## TASK GOAL:
In the data that follows, count each line holding the string "Estudo"; answer with the number only.

[Interface dataset entries]
○ ○ ○ ○ ○
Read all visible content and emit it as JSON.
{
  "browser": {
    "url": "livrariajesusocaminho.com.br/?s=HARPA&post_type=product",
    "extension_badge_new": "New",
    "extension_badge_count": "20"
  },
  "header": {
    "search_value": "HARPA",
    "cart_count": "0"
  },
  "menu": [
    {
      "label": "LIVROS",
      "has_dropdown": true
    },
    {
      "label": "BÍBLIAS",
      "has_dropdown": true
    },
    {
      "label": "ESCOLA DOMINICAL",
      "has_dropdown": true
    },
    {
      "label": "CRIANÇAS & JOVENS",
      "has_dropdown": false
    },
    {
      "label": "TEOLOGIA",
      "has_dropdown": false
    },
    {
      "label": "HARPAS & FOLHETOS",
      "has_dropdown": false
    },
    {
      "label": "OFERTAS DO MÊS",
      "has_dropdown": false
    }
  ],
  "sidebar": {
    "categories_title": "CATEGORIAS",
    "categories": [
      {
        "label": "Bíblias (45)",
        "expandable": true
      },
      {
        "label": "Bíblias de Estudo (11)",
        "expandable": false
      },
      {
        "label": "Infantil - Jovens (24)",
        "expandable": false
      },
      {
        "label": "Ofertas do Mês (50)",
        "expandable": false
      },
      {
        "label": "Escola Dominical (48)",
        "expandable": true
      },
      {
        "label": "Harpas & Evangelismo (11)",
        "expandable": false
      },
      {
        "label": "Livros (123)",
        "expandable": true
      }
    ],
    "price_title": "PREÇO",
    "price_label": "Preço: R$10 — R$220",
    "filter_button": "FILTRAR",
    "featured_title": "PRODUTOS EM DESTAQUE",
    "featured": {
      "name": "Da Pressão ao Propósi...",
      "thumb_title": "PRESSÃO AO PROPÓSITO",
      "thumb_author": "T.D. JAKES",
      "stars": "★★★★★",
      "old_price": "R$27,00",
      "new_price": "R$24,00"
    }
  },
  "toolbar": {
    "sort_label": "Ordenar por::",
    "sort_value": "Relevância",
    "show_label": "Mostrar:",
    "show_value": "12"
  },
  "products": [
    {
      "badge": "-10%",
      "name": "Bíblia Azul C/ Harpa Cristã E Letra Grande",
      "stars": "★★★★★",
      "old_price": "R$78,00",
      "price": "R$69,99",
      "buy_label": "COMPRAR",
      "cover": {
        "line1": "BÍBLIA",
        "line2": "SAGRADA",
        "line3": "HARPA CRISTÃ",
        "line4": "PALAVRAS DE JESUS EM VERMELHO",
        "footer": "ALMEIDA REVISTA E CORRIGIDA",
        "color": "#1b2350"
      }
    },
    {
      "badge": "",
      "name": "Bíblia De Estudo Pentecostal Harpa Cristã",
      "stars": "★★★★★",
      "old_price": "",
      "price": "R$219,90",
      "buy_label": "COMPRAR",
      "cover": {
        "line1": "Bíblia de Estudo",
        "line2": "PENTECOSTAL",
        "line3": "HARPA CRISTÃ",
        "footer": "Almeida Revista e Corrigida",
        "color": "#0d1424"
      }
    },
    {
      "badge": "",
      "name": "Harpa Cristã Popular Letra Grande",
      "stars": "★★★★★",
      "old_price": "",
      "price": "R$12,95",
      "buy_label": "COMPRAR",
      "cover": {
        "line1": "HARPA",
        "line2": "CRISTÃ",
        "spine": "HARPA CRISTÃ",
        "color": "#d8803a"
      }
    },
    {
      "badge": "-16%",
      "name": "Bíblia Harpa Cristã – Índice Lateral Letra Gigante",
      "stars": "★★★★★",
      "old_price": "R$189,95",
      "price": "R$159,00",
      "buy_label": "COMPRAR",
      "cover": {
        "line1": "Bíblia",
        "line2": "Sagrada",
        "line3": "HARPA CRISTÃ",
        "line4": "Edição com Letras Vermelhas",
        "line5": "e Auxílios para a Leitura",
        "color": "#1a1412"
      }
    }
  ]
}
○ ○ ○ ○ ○
## TASK SOLUTION:
3